Information leak detection. Detect and remove hidden cameras and microphones. We sell bug detectors.
Onsite monitoring. We sell hidden cameras for that purpose.
Ongoing training. Employees are both your biggest risk and your biggest asset. Treat them right to reduce the risk issue. Train them in good practices to increase the asset part.
Proper security reduces losses, both catastrophic and chronic. With good practices in place and good security devices for implementation, you can effectively protect people and property from various losses.
If you're buying for a business, you can prevent the theft of critical business information.
If you're buying for an individual, you can reduce identity theft and you can reduce the chances someone from the IRS or other band of criminals will steal information they can use to run a scam on you for their personal gain.
Types of Gear
Surveillance detectors. Find out if someone is electronically watching you and listening to you.
Surveillance devices. Watch and listen to others, either in their environment (planted bugs) or yours (audio/video monitoring).
Mobile devices. These are security gear you take with you, including trackers and translators.
Peace of Mind
Peace of mind is now within your reach.
Develop a comprehensive security plan. And obtain the proper security devices so you can implement it efficiently and effectively. We sell much of that equipment.
Fads come and go. We see it all the time. Manager who try launching a new program, often get that respons from employees. Anyone remember "Vision 2000?" The problem is that people see the plan as the end rather than a means to an end. So they polish the plan and forget why they are planning in the first place.
When plans roll out, they often seem absurd to the rank and file. And why is that? Because they are absurd! That is often true of security plans. These plans suffer from several different maladies. Sometimes all at once. These include the following.
Overplanning. Never get started, because the plan isn't done.
Underplanning. Going full bore, without a roadmap.
Changing directions, midstream. This really confuses people. It happens because planners are still learning.
Complexity. A simple plan, after all that work, seems like a letdown. The solution? Make things complicated.
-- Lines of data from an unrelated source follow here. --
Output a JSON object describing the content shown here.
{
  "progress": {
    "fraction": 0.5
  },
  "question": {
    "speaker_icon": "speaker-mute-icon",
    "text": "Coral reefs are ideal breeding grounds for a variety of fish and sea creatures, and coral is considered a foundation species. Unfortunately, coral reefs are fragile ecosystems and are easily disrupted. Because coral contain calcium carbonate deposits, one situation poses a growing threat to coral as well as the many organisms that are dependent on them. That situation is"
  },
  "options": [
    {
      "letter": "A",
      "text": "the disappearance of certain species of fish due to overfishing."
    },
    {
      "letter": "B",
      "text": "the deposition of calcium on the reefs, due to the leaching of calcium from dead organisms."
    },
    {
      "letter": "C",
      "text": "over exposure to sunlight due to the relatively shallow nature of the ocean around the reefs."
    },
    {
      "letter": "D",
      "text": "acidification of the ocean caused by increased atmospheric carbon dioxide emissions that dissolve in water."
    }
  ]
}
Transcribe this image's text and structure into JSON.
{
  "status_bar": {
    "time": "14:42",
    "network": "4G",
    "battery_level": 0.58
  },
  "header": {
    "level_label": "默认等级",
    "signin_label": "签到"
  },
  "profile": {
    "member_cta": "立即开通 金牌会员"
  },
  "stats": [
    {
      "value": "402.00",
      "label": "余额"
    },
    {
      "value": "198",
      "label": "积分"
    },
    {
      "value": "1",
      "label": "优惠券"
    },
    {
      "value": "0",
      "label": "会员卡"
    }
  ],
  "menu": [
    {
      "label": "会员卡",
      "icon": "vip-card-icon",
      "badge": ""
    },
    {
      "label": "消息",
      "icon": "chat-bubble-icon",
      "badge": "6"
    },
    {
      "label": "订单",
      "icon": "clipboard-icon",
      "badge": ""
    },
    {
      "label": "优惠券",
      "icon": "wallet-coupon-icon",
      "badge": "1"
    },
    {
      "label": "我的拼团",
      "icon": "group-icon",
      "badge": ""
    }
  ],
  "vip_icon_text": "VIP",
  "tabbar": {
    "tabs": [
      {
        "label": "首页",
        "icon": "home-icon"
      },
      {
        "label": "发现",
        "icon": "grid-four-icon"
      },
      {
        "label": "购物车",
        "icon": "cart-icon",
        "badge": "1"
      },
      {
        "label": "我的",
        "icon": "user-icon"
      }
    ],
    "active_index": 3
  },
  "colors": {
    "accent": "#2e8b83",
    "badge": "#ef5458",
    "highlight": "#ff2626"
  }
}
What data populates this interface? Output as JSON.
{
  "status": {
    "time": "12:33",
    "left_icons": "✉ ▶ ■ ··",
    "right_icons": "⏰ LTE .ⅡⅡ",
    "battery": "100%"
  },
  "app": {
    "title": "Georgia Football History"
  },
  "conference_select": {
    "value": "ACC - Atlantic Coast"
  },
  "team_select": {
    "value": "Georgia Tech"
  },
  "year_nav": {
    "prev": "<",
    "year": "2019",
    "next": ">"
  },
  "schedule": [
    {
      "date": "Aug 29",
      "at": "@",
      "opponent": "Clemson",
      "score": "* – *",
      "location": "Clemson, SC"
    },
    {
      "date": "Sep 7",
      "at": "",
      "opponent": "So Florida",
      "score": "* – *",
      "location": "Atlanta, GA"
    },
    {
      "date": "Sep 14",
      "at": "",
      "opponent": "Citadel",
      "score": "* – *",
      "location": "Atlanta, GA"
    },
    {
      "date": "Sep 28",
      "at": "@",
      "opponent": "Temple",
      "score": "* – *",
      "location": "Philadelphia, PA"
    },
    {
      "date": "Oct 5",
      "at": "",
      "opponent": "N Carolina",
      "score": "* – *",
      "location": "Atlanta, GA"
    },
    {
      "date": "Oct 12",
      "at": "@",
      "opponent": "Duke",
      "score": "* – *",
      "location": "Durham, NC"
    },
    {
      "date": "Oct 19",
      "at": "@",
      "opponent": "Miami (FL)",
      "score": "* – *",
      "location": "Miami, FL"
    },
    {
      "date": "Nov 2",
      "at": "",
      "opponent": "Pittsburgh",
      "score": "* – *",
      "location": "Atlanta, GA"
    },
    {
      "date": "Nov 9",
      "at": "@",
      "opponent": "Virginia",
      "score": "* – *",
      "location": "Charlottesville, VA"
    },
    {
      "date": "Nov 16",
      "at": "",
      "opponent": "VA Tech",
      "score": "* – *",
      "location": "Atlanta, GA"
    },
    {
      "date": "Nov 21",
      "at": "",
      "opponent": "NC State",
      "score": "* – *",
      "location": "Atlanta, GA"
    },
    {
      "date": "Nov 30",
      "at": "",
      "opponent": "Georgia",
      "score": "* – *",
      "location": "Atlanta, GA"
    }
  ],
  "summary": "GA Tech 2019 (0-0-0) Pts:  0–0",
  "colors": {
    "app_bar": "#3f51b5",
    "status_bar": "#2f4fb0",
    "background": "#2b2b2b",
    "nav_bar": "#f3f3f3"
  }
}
Add stuff that doesn't make sense. The more complex, the better, right? Wrong. Greater complexity just means more ways it can fail. Aim for simplicity.
Covers too much. Can't leave anything to chance, right? Wrong. The more you try to cover, the more you dilute your resources. Focus on that which is most dangerous or costly. Let some things go, so you can do the job right on what matters.
Apes someone else's plan. Just because it worked for someone else doesn't mean it will work for you. The idea of best practices is not copy and paste.
It's top down. Your plan will fail if it assumes your people are the problem. Make them part of the solution. Form an advisory board that includes people from different parts of the company. You get insight from many angles, that way. And you have advocates for your plan at all levels, that way.
Avoid the problems listed above. Also, we suggest working your plan out in stages. Get started by addressing the most obvious or dangerous problems. For example, it doesn't cost much to purchase a hidden camera detector and plug that kind of leak. Ditto for bugs. That's no doubt why these are our hottest-selling security devices.
Rather than roll out some big plan, roll out a series of smaller ones. Make them modules for a larger plan. Module 1 might be bug detection. Buy a bug detector, and learn how to use it. Learn what to do about bugs. Fully develop that plan as you work through the module. Then you can apply the lessons you learned to the next module. Whatever that happens to be.
Once you've picked the low-hanging fruit, you can assess the need for calling in a security consultant. This person can evaluate your existing modules and suggest improvements. He or she can also suggest what module to develop next. And how best to go about it.
This approach allows you to get the highest return on your effort. And the fastest results. And good compliance.